Better diagnostics would also help focus clinical trials by eliminating patients who are unlikely to respond during the course of the trial. “If we could get those patients out of the trial … we would reach our endpoints faster. We would certainly reduce the costs of clinical trials, and presumably develop medications a lot faster,” she said.
Other barriers to the future of biotechnology, she added, include issues like intellectual property, federal regulations and the reimbursement system. “Our regulatory system and our reimbursement system have not been designed for what you’re hearing us talk about today. We’ve really got to focus on building the infrastructure around the development of these technologies…. But I couldn’t be more optimistic about where I think we can take healthcare.”

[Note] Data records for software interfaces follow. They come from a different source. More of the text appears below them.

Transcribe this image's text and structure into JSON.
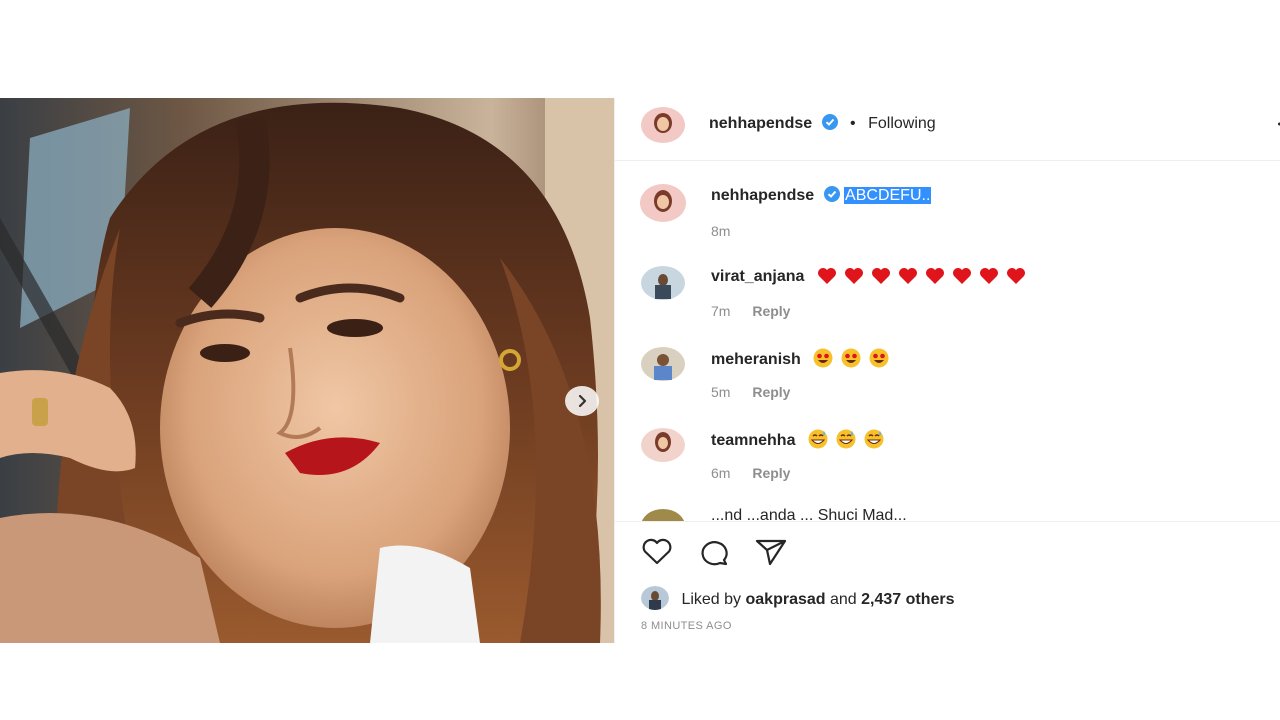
{
  "post": {
    "author": "nehhapendse",
    "follow_status": "Following",
    "separator": "•"
  },
  "caption": {
    "username": "nehhapendse",
    "text": "ABCDEFU..",
    "time": "8m"
  },
  "comments": [
    {
      "username": "virat_anjana",
      "emoji": "red-heart",
      "emoji_count": 8,
      "time": "7m",
      "reply": "Reply"
    },
    {
      "username": "meheranish",
      "emoji": "star-struck",
      "emoji_count": 3,
      "time": "5m",
      "reply": "Reply"
    },
    {
      "username": "teamnehha",
      "emoji": "grinning-sweat",
      "emoji_count": 3,
      "time": "6m",
      "reply": "Reply"
    }
  ],
  "partial_comment": {
    "text": "...nd ...anda ... Shuci Mad..."
  },
  "likes": {
    "prefix": "Liked by",
    "user": "oakprasad",
    "middle": "and",
    "others": "2,437 others"
  },
  "timestamp": "8 MINUTES AGO",
  "colors": {
    "verified": "#3897f0",
    "highlight": "#3390ff",
    "muted": "#8e8e8e",
    "heart": "#e0151b"
  }
}
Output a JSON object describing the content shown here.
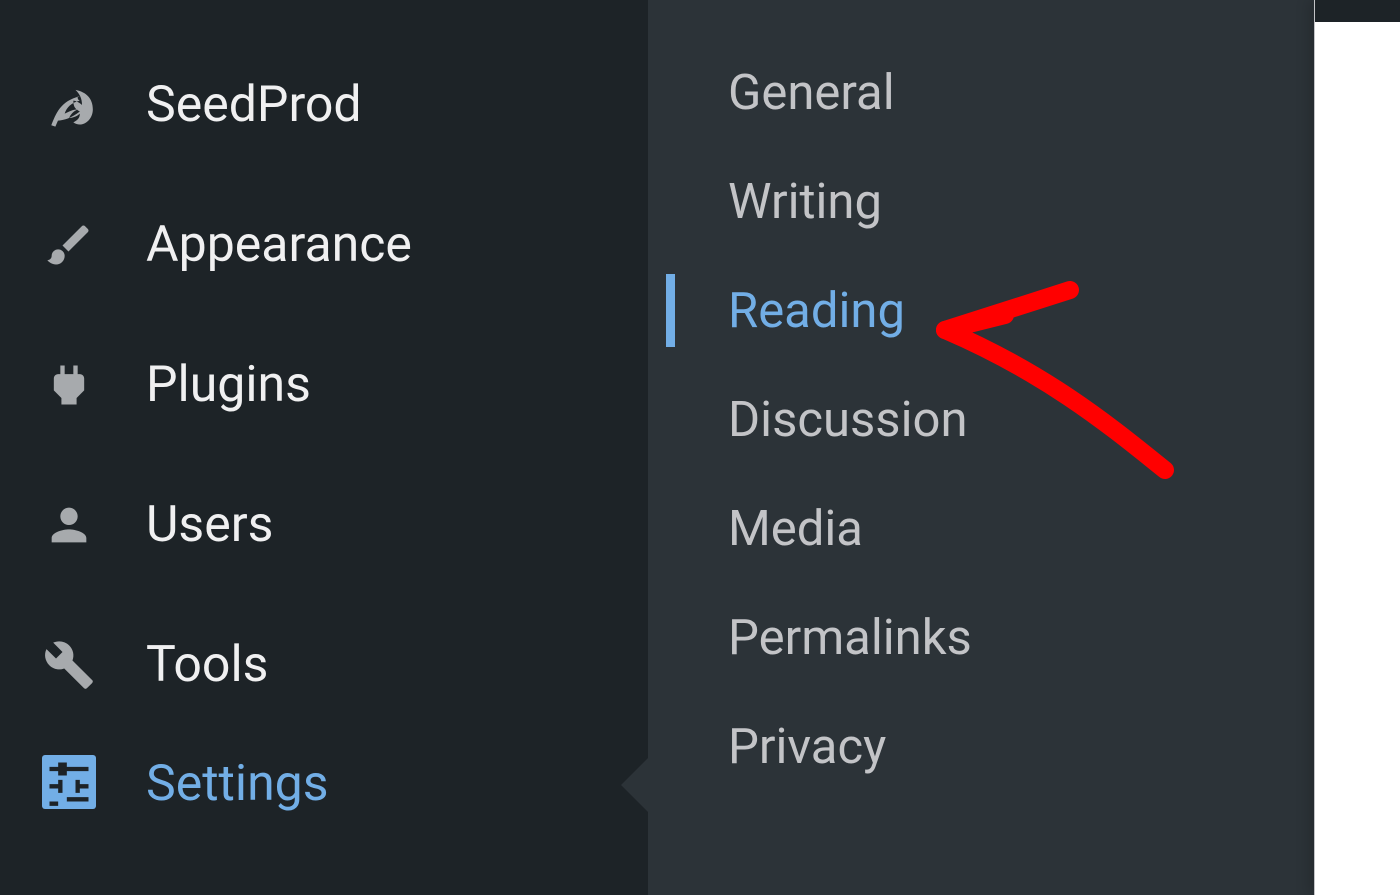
{
  "sidebar": {
    "items": [
      {
        "id": "seedprod",
        "label": "SeedProd",
        "icon": "leaf",
        "active": false
      },
      {
        "id": "appearance",
        "label": "Appearance",
        "icon": "brush",
        "active": false
      },
      {
        "id": "plugins",
        "label": "Plugins",
        "icon": "plug",
        "active": false
      },
      {
        "id": "users",
        "label": "Users",
        "icon": "user",
        "active": false
      },
      {
        "id": "tools",
        "label": "Tools",
        "icon": "wrench",
        "active": false
      },
      {
        "id": "settings",
        "label": "Settings",
        "icon": "sliders",
        "active": true
      }
    ]
  },
  "submenu": {
    "items": [
      {
        "id": "general",
        "label": "General",
        "active": false
      },
      {
        "id": "writing",
        "label": "Writing",
        "active": false
      },
      {
        "id": "reading",
        "label": "Reading",
        "active": true
      },
      {
        "id": "discussion",
        "label": "Discussion",
        "active": false
      },
      {
        "id": "media",
        "label": "Media",
        "active": false
      },
      {
        "id": "permalinks",
        "label": "Permalinks",
        "active": false
      },
      {
        "id": "privacy",
        "label": "Privacy",
        "active": false
      }
    ]
  },
  "colors": {
    "sidebar_bg": "#1d2327",
    "submenu_bg": "#2c3338",
    "text_default": "#f0f0f1",
    "text_muted": "#c3c4c7",
    "icon_default": "#a7aaad",
    "accent": "#72aee6",
    "annotation": "#ff0000"
  }
}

Blockbusters and Sledgehammers
Charles Beever, vice president of Booz Allen Hamilton and the panel moderator, questioned panel members on the prognosis for biotechnology. Hefti responded that with the expected segmentation of the industry due to personalized medicine, there is no single answer. “I think the way to look at it is that for every disease, there will be one or two optimum strategies,” Hefti said, citing the example of stem cells, which he predicted will be the best route for treating spinal cord injuries but will not become a so-called blockbuster therapy applied to numerous areas.
Clarke identified “regenerative medicine” as a potential best bet for the future. “If you can do what nature does, you have a better shot at having a successful drug or therapy.” Asked about barriers to the advancement of biotechnology, Clarke noted that there must be changes in the current system of regulation and reimbursement, which is oriented toward “blockbusters and sledgehammers…. We’re really swimming against the current with this process,” he noted.
According to Popovits, the trend away from primary care toward specialized medicine should help raise the confidence of healthcare payers if therapies become more focused and effective. “Payers won’t mind paying for a drug that works.” Gould and McLaughlin added that generic biotech products might become more prevalent in order to keep costs down.
Despite the many changes predicted, some aspects of the current system are sure to remain the same. Money needed for clinical trials is significant, and big pharmaceutical companies will stay as the likely source of that funding, according to Clarke.
Also, the role of physicians who use the diagnostic tools and prescribe the medicines will not change anytime soon, Popovits suggested. “We are never going to be able to develop the one-size-fits-all tool or diagnostic. There will always be the practice of medicine and the ability to use these diagnostics and tools.”